No. At Saint George, we do not ‘pass the plate’. We do not have ‘altar calls’. Please be aware that Orthodox priests may only serve the Holy Eucharist to baptized members in good standing of the canonical Orthodox Church, who have recently confessed, and fasted before partaking of the Holy Eucharist. This is the ancient tradition of the Holy Church for nearly 2,000 years of its history. The Orthodox Church understands the Holy Eucharist as a mystery of the real presence of Christ in the Eucharist, not simply as a memorial, or merely in a spiritual sense, as many other non-Orthodox Christians do. Rather than trying to accommodate to often varying “interpretations” or revisions of this and other doctrines of the ancient faith, we simply ask that you respect the ancient, apostolic tradition and join us in receiving a piece of Fellowship bread at the veneration of the cross, at the end of the Divine Liturgy. Partaking of the Fellowship bread is an expression of friendship – it is not the Eucharist.
How long are the services?
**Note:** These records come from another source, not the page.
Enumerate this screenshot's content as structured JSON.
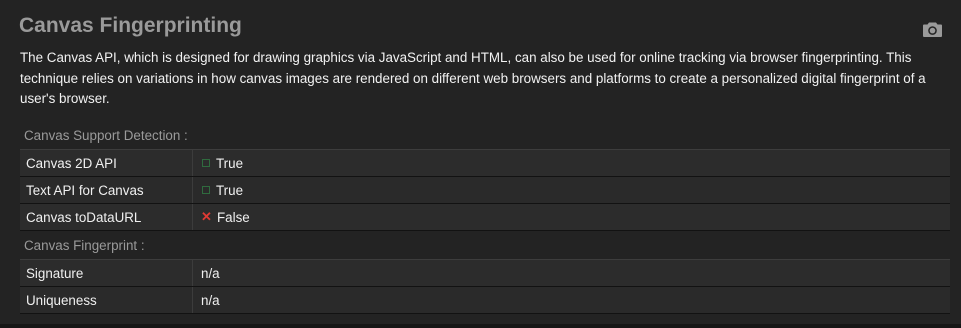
{
  "header": {
    "title": "Canvas Fingerprinting",
    "camera_icon": "camera-icon"
  },
  "description": "The Canvas API, which is designed for drawing graphics via JavaScript and HTML, can also be used for online tracking via browser fingerprinting. This technique relies on variations in how canvas images are rendered on different web browsers and platforms to create a personalized digital fingerprint of a user's browser.",
  "support": {
    "label": "Canvas Support Detection :",
    "rows": [
      {
        "label": "Canvas 2D API",
        "value": "True",
        "status_icon": "check-icon",
        "status_color": "#2f6b3e"
      },
      {
        "label": "Text API for Canvas",
        "value": "True",
        "status_icon": "check-icon",
        "status_color": "#2f6b3e"
      },
      {
        "label": "Canvas toDataURL",
        "value": "False",
        "status_icon": "x-icon",
        "status_color": "#e03a34"
      }
    ]
  },
  "fingerprint": {
    "label": "Canvas Fingerprint :",
    "rows": [
      {
        "label": "Signature",
        "value": "n/a"
      },
      {
        "label": "Uniqueness",
        "value": "n/a"
      }
    ]
  }
}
Orthros also called Matins (Morning prayers – Sunday mornings at 8:30 A.M., preceding Divine Liturgy) averages 60 minutes in length.
Divine Liturgy (Sunday – 9:30 A.M.) runs about ninety minutes.
Is there a dress code?
The general rule for men and women is to dress appropriately, modestly and respectfully, because we stand before the living God. We ask, however, that you do not wear shorts, mini-skirts, tank tops, low-cut or strapless dresses (unless covered by a sweater, etc.). Some Orthodox women wear head coverings, but this is not required. Men are asked not to wear head coverings (baseball caps, etc.) in the nave.
Is childcare provided?
Each parent is responsible to take care of their child. We encourage children to be present in Church for the services. This participation is part of a child’s spiritual formation. As a matter of courtesy and respect for the other worshippers, if your baby or child gets fussy, talkative, or has a meltdown, please take him or her out of the nave until he or she is ready to return quietly.
Lighting candles is an important part of Orthodox worship and piety. We light candles as we pray, making an offering to God accompany our prayers. Orthodox typically light candles when coming into the church, but there are times when candles should not be lit. Candles should not be lit during the Epistle or Gospel readings, during the Little Entrance, and during the sermon. By the way, you do not have to be an Orthodox Christian to light a candle and pray in an Orthodox church.
Can non-Orthodox receive the Holy Eucharist?
Orthodox priests may only serve the Holy Eucharist to baptized members in good standing of the canonical Orthodox Church, who have recently confessed, and fasted before partaking of the Holy Eucharist. This is the ancient tradition of the Holy Church for nearly 2,000 years of its history. The Orthodox Church understands the Holy Eucharist as a mystery of the real presence of Christ in the Eucharist, not simply as a memorial, or merely in a spiritual sense, as many other non-Orthodox Christians do. We simply ask that you respect the ancient, apostolic tradition and join us in receiving the Fellowship bread at the veneration of the cross, at the end of the Divine Liturgy. Partaking of the Fellowship bread is an expression of friendship – this is not the Eucharist.
What is Orthodox worship music like?
Close to seventy-five percent of an Orthodox service is sung. New visitors will find there are many new things to experience in a Holy Orthodox Church service. Feel free to go at your own pace, ask any questions you want, and know you are most welcome to “come and see”.
What if I have further questions?
If you have further questions, feel free to contact the church office by phone at 559-233-0397 or by email at firstname.lastname@example.org. You can also speak with one of the clergy during coffee hour.